| Demophilus Constantinople|| 386 AD|
Demophilus of Constantinople Wikipedia
Demophilus (died 386) was bishop of Berea and bishop of Constantinople from 370 until expelled in 380.
Born of good family in Thessalonica, he was elected by the Arians to the bishopric of Constantinople. The opinion of the populace, however, were much divided. The orthodox party chose Evagrius for their bishop, and he was ordained by Eustathius, the deposed bishop of Antioch. This was the signal for a furious outburst from the Arians. Both Eustathius and Evagrius were banished by the emperor Valens, and their followers bitterly persecuted.
Soon after his accession, Demophilus went to Cyzicus with Dorotheus, or Theodorus, of Heraclea to procure the election of an Arian bishop, which was left vacant since the banishment of Eunomius. Nevertheless, the people of Cyzicus refused to acknowledge them until they had anathematized Aetius, Eunomius, and their followers. They were then permitted to ordain a bishop chosen by the people. The bishop who was ordained straightway and clearly taught the consubstantial faith.
In 380 emperor Theodosius I made the patriarchate of Demophilus memorable. Theodosius offered to confirm him in his see, if he would accept the Nicene Creed. Demophilus refused, and was immediately ordered to give up his churches. He then called his followers together and retired, with Lucius of Alexandria and others, to a church outside of the city walls. The churches of Constantinople, which had for forty years been in Arian hands, were now restored to the orthodox; and similarly in other cities.

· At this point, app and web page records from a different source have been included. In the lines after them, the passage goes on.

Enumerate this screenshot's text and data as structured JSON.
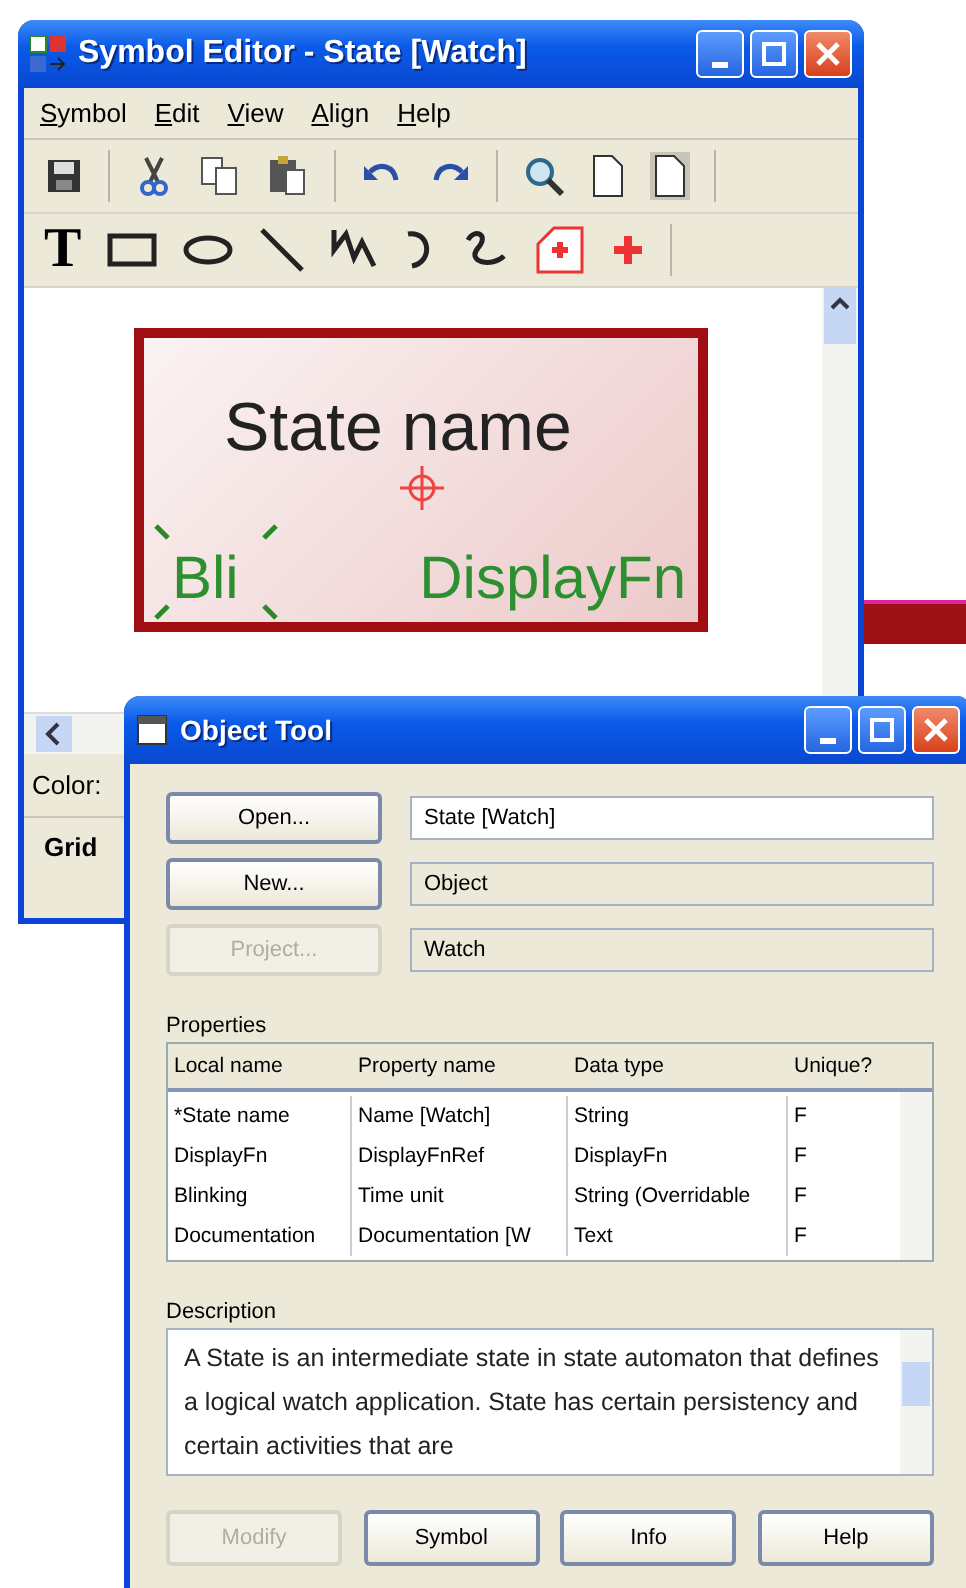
{
  "symbol_editor": {
    "title": "Symbol Editor - State [Watch]",
    "menu": [
      "Symbol",
      "Edit",
      "View",
      "Align",
      "Help"
    ],
    "text_tool_glyph": "T",
    "symbol": {
      "name_label": "State name",
      "labels": [
        "Bli",
        "DisplayFn"
      ]
    },
    "color_label": "Color:",
    "bottom_tab": "Grid"
  },
  "object_tool": {
    "title": "Object Tool",
    "rows": [
      {
        "button": "Open...",
        "button_disabled": false,
        "value": "State [Watch]",
        "editable": true
      },
      {
        "button": "New...",
        "button_disabled": false,
        "value": "Object",
        "editable": false
      },
      {
        "button": "Project...",
        "button_disabled": true,
        "value": "Watch",
        "editable": false
      }
    ],
    "properties": {
      "label": "Properties",
      "columns": [
        "Local name",
        "Property name",
        "Data type",
        "Unique?"
      ],
      "rows": [
        [
          "*State name",
          "Name [Watch]",
          "String",
          "F"
        ],
        [
          "DisplayFn",
          "DisplayFnRef",
          "DisplayFn",
          "F"
        ],
        [
          "Blinking",
          "Time unit",
          "String (Overridable",
          "F"
        ],
        [
          "Documentation",
          "Documentation [W",
          "Text",
          "F"
        ]
      ]
    },
    "description": {
      "label": "Description",
      "text": "A State is an intermediate state in state automaton that defines a logical watch application. State has certain persistency and certain activities that are"
    },
    "buttons": [
      {
        "label": "Modify",
        "disabled": true
      },
      {
        "label": "Symbol",
        "disabled": false
      },
      {
        "label": "Info",
        "disabled": false
      },
      {
        "label": "Help",
        "disabled": false
      }
    ]
  }
}
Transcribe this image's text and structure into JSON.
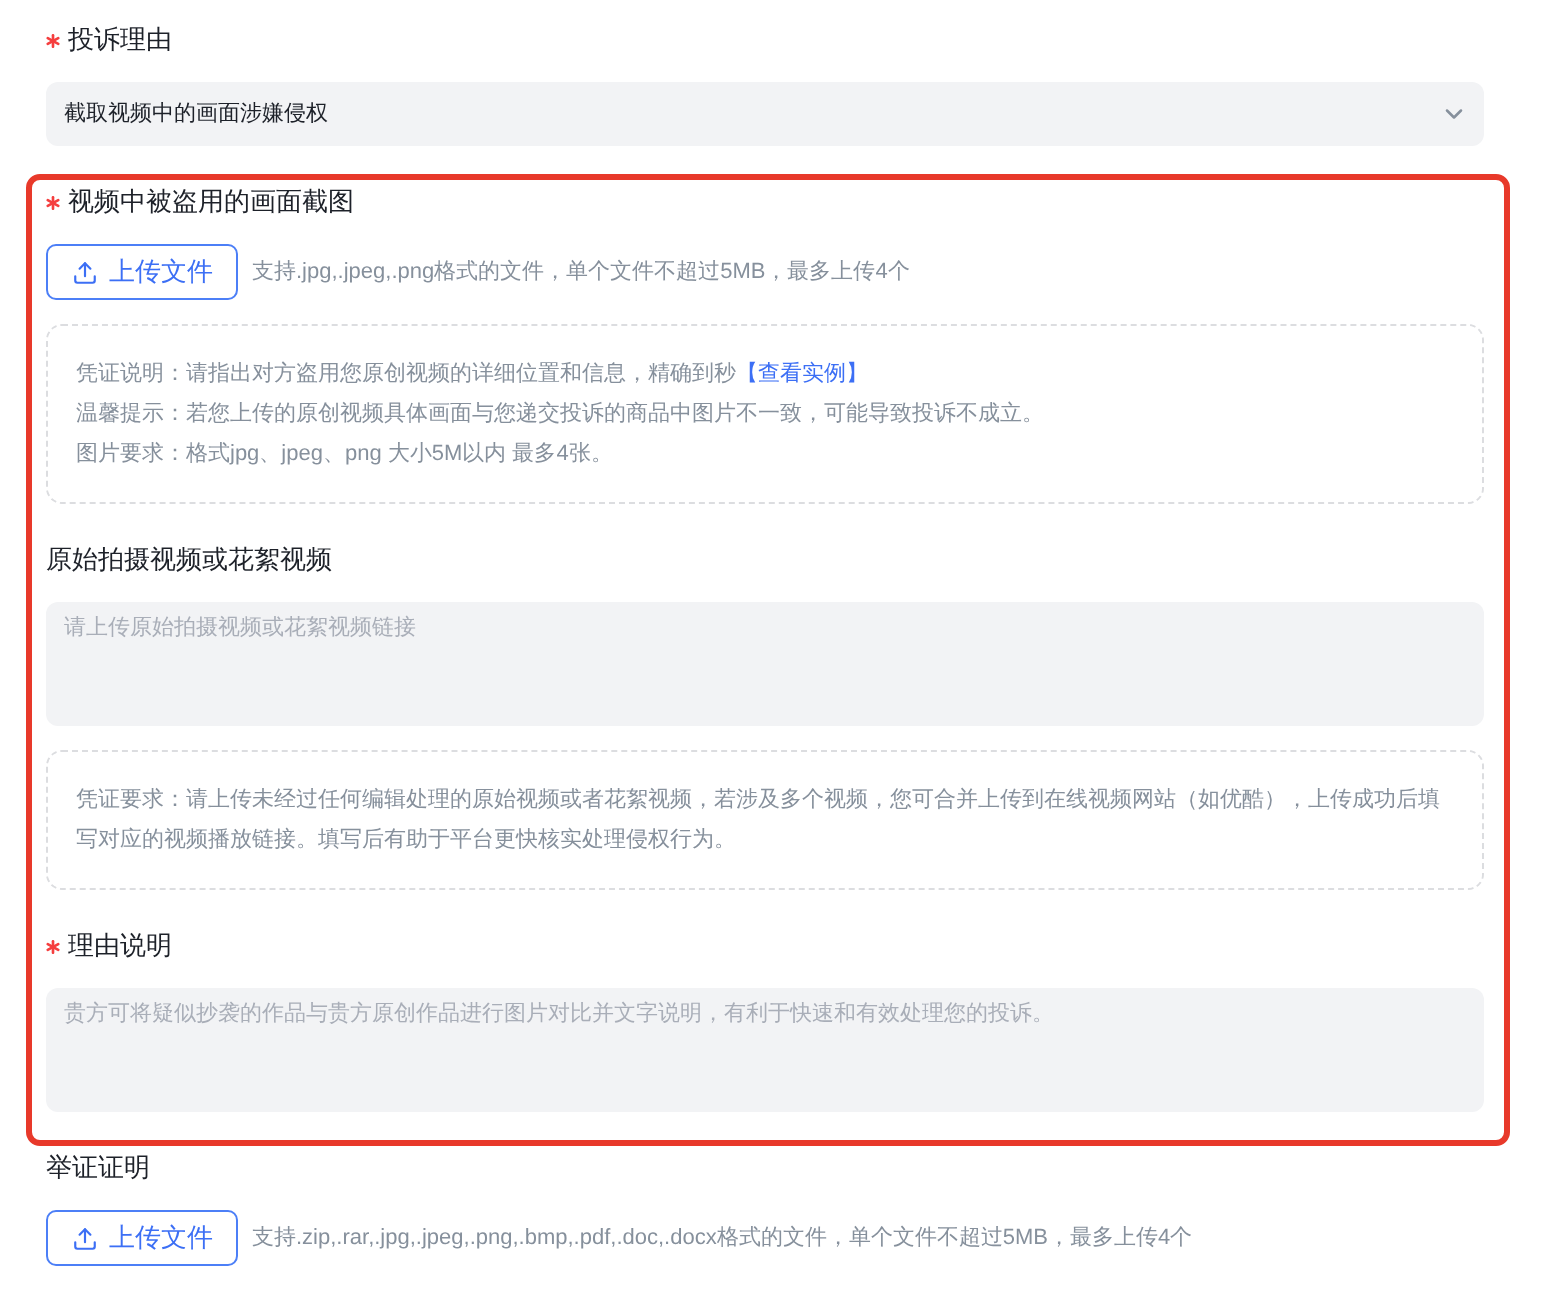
{
  "sections": [
    {
      "highlighted": false,
      "fields": [
        {
          "kind": "select",
          "label": "投诉理由",
          "required": true,
          "value": "截取视频中的画面涉嫌侵权"
        }
      ]
    },
    {
      "highlighted": true,
      "fields": [
        {
          "kind": "upload",
          "label": "视频中被盗用的画面截图",
          "required": true,
          "button": "上传文件",
          "hint": "支持.jpg,.jpeg,.png格式的文件，单个文件不超过5MB，最多上传4个",
          "notes": [
            {
              "text": "凭证说明：请指出对方盗用您原创视频的详细位置和信息，精确到秒",
              "link": "【查看实例】"
            },
            {
              "text": "温馨提示：若您上传的原创视频具体画面与您递交投诉的商品中图片不一致，可能导致投诉不成立。"
            },
            {
              "text": "图片要求：格式jpg、jpeg、png 大小5M以内 最多4张。"
            }
          ]
        },
        {
          "kind": "textarea",
          "label": "原始拍摄视频或花絮视频",
          "required": false,
          "placeholder": "请上传原始拍摄视频或花絮视频链接",
          "notes": [
            {
              "text": "凭证要求：请上传未经过任何编辑处理的原始视频或者花絮视频，若涉及多个视频，您可合并上传到在线视频网站（如优酷），上传成功后填写对应的视频播放链接。填写后有助于平台更快核实处理侵权行为。"
            }
          ]
        },
        {
          "kind": "textarea",
          "label": "理由说明",
          "required": true,
          "placeholder": "贵方可将疑似抄袭的作品与贵方原创作品进行图片对比并文字说明，有利于快速和有效处理您的投诉。"
        }
      ]
    },
    {
      "highlighted": false,
      "fields": [
        {
          "kind": "upload",
          "label": "举证证明",
          "required": false,
          "button": "上传文件",
          "hint": "支持.zip,.rar,.jpg,.jpeg,.png,.bmp,.pdf,.doc,.docx格式的文件，单个文件不超过5MB，最多上传4个"
        }
      ]
    }
  ]
}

It was in fact a re-establishment of Catholicism.
Philostorgius, adds that Demophilus went to his own city, Berea; however this must have been some time afterwards, or he must have returned from exile, for he represented the Arian party at the synod in Constantinople in 383. The same writer says that Demophilus was wont to throw everything into confusion, especially the doctrines of the Church, and quotes from a sermon at Constantinople, in which he spoke of the human nature of the Saviour as lost in the divine, as a glass of milk when poured into the sea.